For a decade, Dmitri Barinov has been following the volatile economy of his homeland from the safe distance of Union Investment’s offices in Frankfurt. Last year, as other money managers were steering clear of Russia’s broken economy, the Moscow-born Barinov pulled off something of a coup: He persuaded his bosses to take the plunge and buy Russian government bonds. It was a narrow bet, but he ended up winning because the central bank—after implementing the biggest interest rate hike since the Russian financial crisis in 1998 to prop up the collapsing ruble—changed course and aggressively backtracked. In the first 10 months of 2015, ruble-denominated government bonds handed investors such as Barinov a 25 percent return in dollar terms, the biggest gain for local bonds anywhere.

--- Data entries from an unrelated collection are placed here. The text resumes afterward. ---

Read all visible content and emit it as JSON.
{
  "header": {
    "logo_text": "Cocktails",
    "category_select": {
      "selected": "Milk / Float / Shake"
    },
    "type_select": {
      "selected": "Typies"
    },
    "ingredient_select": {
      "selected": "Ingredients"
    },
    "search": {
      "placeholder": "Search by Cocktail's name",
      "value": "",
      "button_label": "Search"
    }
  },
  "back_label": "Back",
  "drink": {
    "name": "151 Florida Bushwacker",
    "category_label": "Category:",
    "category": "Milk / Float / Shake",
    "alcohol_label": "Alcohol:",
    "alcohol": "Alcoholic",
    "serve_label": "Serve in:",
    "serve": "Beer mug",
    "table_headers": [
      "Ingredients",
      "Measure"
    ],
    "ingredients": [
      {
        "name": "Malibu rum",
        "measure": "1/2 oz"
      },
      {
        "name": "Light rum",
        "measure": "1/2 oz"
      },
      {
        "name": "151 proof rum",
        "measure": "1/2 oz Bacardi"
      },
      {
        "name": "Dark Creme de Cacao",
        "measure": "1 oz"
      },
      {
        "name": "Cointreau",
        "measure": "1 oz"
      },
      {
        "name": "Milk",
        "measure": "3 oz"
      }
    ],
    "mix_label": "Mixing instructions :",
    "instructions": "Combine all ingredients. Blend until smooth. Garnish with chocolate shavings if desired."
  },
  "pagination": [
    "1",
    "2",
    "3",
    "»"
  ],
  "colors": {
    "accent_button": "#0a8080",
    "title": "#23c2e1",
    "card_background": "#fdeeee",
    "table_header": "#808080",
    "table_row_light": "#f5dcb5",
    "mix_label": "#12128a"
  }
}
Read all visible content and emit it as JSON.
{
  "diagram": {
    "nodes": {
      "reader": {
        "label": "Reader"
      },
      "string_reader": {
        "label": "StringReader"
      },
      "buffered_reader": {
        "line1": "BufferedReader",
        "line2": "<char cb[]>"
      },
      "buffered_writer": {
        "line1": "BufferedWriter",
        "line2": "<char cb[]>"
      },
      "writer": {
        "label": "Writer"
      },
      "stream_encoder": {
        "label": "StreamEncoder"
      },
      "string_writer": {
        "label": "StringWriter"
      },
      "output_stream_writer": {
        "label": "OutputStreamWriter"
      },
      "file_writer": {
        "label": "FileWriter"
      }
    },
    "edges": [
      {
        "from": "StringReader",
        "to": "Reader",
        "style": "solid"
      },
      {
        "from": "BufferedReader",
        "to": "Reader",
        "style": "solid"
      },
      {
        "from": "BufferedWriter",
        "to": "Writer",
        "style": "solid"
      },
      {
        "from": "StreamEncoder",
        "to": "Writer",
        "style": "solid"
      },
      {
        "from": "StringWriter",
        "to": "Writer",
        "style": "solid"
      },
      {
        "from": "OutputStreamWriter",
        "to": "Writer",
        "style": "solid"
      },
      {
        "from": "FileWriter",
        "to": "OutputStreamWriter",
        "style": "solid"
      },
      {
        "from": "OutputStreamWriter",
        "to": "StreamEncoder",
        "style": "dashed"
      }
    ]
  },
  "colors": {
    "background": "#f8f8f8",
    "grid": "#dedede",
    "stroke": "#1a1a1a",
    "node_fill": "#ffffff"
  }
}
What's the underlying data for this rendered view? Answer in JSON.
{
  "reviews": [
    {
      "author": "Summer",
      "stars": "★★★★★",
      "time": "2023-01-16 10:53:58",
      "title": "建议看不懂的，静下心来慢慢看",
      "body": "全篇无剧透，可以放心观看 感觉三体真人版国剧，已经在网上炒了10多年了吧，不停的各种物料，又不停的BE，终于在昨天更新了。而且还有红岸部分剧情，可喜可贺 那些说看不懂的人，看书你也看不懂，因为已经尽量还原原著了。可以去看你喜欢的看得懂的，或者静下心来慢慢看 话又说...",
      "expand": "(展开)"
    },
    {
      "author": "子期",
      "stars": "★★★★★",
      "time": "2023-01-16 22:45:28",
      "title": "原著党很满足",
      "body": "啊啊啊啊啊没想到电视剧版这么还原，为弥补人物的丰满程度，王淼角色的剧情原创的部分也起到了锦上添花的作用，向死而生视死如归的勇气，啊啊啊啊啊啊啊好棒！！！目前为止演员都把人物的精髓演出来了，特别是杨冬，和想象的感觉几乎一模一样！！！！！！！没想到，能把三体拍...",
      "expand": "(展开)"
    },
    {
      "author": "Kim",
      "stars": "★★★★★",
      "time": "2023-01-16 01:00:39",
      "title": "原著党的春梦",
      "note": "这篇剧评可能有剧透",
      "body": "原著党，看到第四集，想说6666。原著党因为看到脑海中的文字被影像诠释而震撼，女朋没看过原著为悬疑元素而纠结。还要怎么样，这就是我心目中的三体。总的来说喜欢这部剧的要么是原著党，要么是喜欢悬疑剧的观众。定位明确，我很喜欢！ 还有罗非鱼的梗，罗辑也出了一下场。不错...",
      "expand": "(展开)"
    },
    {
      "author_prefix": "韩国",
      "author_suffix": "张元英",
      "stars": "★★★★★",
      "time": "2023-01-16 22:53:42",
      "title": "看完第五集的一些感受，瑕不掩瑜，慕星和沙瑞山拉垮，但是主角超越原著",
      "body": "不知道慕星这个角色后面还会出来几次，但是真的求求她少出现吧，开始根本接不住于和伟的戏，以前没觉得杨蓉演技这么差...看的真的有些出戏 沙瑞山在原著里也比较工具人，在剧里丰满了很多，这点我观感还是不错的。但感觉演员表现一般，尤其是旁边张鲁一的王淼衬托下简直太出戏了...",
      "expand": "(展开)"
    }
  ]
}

In Syria, rather than cooperate with Russia and Iran in helping Assad’s military defeat the jihadists, the Obama administration has continued playing it cute, insisting – as Secretary of State John Kerry has said recently – that armed “legitimate opposition groups” exist separately from Al Qaeda’s Nusra Front.

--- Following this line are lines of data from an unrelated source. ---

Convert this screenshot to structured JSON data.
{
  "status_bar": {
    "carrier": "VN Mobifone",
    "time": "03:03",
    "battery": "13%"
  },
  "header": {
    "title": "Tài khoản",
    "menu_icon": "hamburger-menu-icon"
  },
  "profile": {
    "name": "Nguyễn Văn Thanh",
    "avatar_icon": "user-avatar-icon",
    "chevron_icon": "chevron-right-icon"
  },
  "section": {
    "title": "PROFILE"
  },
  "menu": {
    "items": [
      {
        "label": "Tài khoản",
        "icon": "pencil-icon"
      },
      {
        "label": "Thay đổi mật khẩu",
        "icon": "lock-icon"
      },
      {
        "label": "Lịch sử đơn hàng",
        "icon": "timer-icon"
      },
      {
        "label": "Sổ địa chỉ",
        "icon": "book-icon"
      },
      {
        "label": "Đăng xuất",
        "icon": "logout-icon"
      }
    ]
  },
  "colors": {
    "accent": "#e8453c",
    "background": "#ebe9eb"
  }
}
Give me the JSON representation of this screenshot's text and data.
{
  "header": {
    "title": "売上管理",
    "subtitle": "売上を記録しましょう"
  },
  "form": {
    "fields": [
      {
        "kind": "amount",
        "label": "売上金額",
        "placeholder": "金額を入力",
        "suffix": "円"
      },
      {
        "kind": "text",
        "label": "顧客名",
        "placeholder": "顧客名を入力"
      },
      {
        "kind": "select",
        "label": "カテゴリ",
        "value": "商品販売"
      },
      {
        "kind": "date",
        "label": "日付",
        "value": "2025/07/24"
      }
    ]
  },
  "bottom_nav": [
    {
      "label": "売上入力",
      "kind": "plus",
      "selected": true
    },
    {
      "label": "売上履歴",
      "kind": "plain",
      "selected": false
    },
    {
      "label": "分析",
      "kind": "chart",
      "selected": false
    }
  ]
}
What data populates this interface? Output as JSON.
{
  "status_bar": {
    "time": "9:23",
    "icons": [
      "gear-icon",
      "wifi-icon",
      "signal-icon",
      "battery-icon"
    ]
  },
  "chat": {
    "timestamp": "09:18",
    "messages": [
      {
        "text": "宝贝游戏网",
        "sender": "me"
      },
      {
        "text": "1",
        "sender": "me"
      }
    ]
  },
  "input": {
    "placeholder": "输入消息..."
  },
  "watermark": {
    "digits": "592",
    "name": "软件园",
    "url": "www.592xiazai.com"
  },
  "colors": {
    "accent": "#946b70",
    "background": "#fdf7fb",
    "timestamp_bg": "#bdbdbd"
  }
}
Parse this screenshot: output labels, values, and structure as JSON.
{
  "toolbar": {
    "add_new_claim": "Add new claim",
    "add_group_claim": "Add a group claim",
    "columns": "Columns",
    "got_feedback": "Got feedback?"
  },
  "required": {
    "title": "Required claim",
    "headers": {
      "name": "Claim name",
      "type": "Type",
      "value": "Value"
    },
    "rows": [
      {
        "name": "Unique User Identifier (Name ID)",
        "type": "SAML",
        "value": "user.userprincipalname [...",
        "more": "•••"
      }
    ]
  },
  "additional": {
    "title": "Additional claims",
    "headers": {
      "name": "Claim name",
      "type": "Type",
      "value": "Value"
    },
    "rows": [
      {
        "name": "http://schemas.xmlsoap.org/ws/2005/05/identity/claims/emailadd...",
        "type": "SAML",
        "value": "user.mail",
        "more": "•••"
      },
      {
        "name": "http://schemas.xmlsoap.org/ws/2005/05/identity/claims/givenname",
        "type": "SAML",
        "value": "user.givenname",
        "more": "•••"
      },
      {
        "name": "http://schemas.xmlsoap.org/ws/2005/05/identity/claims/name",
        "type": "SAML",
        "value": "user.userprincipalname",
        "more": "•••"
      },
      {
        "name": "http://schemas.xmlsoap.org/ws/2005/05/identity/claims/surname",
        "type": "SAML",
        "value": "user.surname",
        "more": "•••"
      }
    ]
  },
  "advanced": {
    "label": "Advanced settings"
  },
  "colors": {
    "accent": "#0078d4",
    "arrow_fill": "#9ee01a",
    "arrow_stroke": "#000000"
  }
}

If the price of oil does not go back up, this could be just the beginning. It is being reported that a whopping 35 percent of all oil and gas companies around the planet are at risk of falling into bankruptcy, and the financial institutions that have been backing these energy companies are getting very nervous.
That’s particularly problematic considering that emergencies happen more often than you might think. A 2014 survey by American Express found that half of all Americans had experienced an unforeseen expense in the past year — some of which could be considered an emergency. Indeed, 44% of those who had an unforeseen expense(s) had one for health care and 46% for car trouble — two items that for many Americans are must-pay items, as you need a car to get to work and your health expenses are usually not optional.
Thousands Told Their Pension Savings at Risk
Thousands of workers who have been encouraged by the government to take out pension plans could be at risk of losing their savings, the industry regulator has told the BBC.
It follows fears that dozens of companies providing auto enrolment pensions are too small to survive.
The BBC has also uncovered evidence that employers and workers are being deliberately misled by some providers.
The government said it was aware of the issue, and was planning to take action.
Independent experts claim the problem could affect up to a quarter of a million people a year who are putting their savings into so-called master trust pensions.